Ground-level ozone is one of the major components of photochemical smog and a key health risk linked to breathing problems, asthma, reduced lung function and respiratory diseases. It is a secondary pollutant, meaning that it is not directly emitted. Instead, it is produced when carbon monoxide (CO), methane, or other volatile organic compounds (VOCs) are oxidized in the presence of nitrogen oxides (NOx) and sunlight. In addition to their role as ozone precursors, CO, VOCs and NOx are dangerous air pollutants themselves. Major sources of NOx and VOCs include emissions from motor vehicle exhaust, industrial facilities, and chemical solvents. Major sources of methane include waste and the fossil fuel and agricultural industry. Aside from its health impacts, tropospheric ozone is a short-lived climate pollutant and one of the most important greenhouse gases.
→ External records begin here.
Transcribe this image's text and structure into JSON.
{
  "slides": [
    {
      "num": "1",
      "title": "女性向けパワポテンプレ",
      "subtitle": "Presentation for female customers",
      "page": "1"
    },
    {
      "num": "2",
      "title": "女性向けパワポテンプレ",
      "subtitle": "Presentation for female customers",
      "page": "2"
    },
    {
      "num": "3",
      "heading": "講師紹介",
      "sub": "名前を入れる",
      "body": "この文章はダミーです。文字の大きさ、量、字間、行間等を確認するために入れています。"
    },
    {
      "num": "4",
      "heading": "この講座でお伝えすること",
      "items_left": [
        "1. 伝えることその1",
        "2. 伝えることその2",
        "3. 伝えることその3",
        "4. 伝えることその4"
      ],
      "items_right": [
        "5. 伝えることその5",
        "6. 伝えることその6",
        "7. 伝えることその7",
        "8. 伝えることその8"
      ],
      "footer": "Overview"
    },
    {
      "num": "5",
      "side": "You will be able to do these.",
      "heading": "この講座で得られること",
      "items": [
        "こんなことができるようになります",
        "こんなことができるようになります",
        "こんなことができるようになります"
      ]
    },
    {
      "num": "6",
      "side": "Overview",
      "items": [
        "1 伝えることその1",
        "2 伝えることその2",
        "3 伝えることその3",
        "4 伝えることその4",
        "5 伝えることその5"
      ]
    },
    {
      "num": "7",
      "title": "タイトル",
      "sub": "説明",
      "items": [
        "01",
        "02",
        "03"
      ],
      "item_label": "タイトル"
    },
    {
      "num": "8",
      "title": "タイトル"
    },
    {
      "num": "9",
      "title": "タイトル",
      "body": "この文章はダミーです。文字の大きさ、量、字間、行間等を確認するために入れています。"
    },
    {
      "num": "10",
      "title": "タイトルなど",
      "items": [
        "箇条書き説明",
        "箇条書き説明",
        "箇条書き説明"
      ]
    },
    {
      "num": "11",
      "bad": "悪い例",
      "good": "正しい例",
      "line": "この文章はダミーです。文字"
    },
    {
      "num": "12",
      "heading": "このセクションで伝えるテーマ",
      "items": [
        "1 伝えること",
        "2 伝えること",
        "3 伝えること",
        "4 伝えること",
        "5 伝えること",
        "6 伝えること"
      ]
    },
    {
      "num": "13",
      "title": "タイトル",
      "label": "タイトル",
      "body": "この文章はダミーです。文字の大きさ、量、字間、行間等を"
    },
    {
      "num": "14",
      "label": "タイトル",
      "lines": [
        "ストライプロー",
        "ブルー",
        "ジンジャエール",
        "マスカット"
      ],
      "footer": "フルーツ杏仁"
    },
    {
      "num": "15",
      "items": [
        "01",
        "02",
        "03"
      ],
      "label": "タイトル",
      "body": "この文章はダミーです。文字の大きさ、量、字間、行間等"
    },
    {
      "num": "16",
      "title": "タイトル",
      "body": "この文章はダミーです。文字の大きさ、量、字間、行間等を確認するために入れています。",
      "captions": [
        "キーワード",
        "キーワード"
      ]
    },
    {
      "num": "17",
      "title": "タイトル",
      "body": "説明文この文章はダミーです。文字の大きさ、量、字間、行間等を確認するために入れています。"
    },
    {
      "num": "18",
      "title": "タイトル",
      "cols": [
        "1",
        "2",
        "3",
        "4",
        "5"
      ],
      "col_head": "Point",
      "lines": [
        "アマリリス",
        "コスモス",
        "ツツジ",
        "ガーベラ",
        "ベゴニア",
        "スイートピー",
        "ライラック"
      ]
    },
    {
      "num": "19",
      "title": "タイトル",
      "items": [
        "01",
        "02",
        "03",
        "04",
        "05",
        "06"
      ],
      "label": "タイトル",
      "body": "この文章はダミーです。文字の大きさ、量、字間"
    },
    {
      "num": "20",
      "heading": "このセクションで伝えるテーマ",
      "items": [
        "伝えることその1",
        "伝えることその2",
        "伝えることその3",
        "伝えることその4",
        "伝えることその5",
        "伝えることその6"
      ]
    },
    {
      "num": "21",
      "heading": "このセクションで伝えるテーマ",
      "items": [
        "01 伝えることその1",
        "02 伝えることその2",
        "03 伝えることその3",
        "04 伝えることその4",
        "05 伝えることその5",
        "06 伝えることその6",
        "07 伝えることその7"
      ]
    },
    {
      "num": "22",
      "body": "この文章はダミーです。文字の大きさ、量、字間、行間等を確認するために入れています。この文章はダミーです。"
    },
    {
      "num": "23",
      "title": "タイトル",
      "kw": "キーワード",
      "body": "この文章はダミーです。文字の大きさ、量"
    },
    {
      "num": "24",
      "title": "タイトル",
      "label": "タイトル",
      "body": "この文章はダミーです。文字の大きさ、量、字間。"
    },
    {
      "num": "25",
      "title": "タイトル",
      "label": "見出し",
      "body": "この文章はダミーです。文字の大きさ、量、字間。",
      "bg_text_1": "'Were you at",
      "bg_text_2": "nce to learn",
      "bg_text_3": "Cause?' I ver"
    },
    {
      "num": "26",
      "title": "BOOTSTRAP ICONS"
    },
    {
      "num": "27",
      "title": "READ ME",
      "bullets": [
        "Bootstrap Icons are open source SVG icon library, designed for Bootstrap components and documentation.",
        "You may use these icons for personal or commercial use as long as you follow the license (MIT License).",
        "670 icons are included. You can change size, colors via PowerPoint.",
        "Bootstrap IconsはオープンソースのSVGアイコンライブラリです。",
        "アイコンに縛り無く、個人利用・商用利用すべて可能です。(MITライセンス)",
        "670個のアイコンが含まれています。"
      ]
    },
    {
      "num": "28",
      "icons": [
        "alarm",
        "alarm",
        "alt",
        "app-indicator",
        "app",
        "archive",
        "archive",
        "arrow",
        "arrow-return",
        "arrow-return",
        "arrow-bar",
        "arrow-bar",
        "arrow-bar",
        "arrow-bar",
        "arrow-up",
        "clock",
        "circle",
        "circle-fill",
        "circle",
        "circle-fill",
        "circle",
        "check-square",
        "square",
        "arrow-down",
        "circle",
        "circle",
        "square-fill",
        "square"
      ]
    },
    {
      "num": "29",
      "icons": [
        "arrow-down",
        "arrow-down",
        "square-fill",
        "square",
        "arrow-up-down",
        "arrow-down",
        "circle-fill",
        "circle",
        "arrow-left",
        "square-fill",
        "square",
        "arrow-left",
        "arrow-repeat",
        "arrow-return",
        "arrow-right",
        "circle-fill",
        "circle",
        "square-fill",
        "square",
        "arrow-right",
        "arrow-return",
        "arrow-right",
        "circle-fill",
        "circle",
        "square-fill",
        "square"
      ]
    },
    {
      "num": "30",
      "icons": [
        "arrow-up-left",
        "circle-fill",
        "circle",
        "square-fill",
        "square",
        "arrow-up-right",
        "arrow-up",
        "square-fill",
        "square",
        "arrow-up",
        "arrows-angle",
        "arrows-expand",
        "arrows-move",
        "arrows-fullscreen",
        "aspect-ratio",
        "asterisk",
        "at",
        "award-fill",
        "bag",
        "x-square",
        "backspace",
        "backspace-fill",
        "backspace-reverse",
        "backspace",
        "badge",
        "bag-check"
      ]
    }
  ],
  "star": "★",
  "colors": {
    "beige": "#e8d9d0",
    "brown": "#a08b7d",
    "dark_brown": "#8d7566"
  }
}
How can I reduce air pollution?
Whenever possible, leave a car at home and choose to walk, cycle or use public transport!
You can find lots of other tips on how to reduce and minimize your environmental impact on this page: How to minimize my environmental impact and air pollution.